Could you show each line of the records that contains the word "Team"?
*** Working data Section Begins ***
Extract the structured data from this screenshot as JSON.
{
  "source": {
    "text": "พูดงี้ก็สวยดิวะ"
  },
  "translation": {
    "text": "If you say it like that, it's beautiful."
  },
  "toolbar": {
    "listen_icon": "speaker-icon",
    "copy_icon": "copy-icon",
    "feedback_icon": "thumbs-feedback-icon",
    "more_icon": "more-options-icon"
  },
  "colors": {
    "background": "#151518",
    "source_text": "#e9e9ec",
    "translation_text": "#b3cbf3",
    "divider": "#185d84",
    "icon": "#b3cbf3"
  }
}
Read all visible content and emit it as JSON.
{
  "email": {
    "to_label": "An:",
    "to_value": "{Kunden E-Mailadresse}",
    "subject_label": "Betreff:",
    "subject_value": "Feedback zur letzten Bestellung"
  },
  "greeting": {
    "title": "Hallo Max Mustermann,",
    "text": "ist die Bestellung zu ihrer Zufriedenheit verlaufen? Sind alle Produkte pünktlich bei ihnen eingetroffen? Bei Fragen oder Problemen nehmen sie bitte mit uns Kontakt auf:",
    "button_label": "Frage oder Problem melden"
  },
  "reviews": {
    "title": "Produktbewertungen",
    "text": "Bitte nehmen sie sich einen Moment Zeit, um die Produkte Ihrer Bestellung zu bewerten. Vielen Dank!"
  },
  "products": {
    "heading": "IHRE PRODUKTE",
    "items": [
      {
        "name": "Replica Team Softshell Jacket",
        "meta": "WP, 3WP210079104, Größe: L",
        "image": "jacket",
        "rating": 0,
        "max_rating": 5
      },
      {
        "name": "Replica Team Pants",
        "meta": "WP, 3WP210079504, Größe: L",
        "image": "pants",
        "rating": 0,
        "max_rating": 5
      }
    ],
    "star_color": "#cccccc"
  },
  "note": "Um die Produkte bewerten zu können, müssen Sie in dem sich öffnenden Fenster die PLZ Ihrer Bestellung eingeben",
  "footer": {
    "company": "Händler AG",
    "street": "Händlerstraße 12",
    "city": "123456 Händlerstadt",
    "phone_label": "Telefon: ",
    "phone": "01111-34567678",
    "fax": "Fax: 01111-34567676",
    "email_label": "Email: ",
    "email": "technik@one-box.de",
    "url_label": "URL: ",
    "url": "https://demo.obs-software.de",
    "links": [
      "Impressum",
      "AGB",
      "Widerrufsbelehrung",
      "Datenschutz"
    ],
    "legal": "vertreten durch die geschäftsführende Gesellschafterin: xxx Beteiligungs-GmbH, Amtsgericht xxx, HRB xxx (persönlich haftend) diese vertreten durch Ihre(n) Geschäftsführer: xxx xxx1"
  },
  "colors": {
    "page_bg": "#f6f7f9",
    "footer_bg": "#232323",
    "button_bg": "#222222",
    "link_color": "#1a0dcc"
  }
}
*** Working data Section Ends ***
**Response area**.
        "name": "Replica Team Softshell Jacket",
        "name": "Replica Team Pants",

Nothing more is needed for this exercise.